What makes the difference between a sustainability program that produces business value and one that doesn’t? A new survey identifies practices that distinguish value-creating companies from others.
Amid widening recognition of how environmental issues such as climate change create business opportunities and risks, results from a McKinsey Global Survey 1 show that companies that generate value from their sustainability programs follow a distinctive set of management practices. Survey respondents say these companies are more likely than others to make sustainability a strategic priority and to set out specific aspirations and targets. Responses also suggest that value-creating companies are more likely than others to make sustainability an element of their corporate culture and train employees on how to integrate sustainability into their work.
Survey results indicate that value-creating companies are more apt to engage customers and business partners in their sustainability agendas. Compared with those at other companies, more respondents from value-creating companies say they collaborate with customers and suppliers on addressing sustainability issues, adjust product portfolios to be more sustainable, and account for sustainability factors when selecting and evaluating suppliers.
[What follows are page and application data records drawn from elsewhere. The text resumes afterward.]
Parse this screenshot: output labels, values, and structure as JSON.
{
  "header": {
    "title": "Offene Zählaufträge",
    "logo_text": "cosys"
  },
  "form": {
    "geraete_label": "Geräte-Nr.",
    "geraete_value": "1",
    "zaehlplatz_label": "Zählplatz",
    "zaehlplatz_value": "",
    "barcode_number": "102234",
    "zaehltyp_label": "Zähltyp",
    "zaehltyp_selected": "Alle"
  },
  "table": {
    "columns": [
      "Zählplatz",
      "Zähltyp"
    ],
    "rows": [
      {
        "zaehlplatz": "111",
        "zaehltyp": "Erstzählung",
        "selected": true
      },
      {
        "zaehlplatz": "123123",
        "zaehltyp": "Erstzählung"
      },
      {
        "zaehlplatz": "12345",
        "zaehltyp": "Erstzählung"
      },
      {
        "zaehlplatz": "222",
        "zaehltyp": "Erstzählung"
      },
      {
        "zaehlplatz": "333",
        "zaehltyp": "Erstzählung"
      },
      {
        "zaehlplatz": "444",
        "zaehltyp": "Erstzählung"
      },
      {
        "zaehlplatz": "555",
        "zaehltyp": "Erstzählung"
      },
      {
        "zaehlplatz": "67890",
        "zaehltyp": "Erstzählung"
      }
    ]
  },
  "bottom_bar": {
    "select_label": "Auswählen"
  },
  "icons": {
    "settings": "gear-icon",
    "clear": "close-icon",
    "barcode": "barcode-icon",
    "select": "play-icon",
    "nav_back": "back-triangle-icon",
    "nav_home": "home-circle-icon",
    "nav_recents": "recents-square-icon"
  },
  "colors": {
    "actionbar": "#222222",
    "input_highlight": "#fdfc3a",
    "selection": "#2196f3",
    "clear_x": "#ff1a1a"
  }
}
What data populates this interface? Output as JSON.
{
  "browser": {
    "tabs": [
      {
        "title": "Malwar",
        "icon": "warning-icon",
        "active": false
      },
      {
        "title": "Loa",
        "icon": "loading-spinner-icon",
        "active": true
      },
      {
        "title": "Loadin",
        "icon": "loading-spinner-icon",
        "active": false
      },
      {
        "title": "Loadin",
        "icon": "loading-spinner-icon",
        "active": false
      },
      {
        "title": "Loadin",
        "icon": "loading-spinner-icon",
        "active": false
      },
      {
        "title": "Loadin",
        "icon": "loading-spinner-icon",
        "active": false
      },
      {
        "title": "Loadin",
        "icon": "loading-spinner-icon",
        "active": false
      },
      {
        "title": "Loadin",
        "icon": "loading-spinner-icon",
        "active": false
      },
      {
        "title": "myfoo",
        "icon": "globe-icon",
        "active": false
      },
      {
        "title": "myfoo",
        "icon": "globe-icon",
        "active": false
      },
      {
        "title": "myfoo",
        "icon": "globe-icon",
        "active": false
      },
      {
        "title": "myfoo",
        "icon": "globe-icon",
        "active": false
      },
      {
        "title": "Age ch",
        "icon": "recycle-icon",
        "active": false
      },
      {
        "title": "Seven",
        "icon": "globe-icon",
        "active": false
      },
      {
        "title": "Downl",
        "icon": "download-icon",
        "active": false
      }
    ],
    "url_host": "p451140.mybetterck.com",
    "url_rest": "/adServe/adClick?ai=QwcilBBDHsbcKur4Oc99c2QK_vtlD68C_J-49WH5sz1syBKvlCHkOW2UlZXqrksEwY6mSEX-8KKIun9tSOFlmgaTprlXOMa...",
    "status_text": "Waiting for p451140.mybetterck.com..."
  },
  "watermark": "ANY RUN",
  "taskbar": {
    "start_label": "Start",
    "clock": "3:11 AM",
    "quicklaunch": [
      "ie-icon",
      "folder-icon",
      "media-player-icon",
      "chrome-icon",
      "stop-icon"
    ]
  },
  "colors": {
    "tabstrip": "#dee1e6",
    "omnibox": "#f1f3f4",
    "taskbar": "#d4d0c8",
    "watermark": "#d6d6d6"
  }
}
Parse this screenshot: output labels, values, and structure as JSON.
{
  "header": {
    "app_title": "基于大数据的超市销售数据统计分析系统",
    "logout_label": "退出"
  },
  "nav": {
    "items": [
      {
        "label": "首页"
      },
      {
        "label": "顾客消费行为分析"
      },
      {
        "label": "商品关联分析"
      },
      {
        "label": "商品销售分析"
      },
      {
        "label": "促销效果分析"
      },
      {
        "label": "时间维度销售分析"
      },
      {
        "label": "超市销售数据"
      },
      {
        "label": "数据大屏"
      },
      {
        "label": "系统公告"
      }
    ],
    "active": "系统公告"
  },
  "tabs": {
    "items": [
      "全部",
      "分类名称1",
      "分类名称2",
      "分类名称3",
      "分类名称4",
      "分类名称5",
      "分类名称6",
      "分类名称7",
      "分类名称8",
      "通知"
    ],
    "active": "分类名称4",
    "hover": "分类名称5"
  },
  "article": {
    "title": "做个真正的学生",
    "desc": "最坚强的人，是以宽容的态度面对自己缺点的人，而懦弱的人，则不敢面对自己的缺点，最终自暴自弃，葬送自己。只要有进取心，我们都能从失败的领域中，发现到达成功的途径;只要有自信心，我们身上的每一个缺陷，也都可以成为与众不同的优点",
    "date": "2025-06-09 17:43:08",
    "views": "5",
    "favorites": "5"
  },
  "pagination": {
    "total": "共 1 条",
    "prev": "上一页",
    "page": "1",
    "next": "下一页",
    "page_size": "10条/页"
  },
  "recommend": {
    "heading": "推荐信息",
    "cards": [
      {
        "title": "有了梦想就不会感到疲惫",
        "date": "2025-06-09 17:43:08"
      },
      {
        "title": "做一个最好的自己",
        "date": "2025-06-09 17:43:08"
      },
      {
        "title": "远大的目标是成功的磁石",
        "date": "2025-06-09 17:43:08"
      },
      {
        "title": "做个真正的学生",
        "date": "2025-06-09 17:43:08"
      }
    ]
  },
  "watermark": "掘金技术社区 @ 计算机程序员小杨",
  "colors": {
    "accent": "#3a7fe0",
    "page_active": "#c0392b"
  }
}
Respondents from value creators are also more likely than others to report that sustainability issues inform how their company manages its facilities and its transportation networks.
The survey results highlight practices more widely followed by companies that are creating value from sustainability than by companies that aren’t. Experience also suggests that companies with effective sustainability programs tend to plan and manage these programs with the same discipline and commitment that they apply to other business initiatives.
This article was originally published on the McKinsey & Company’s website.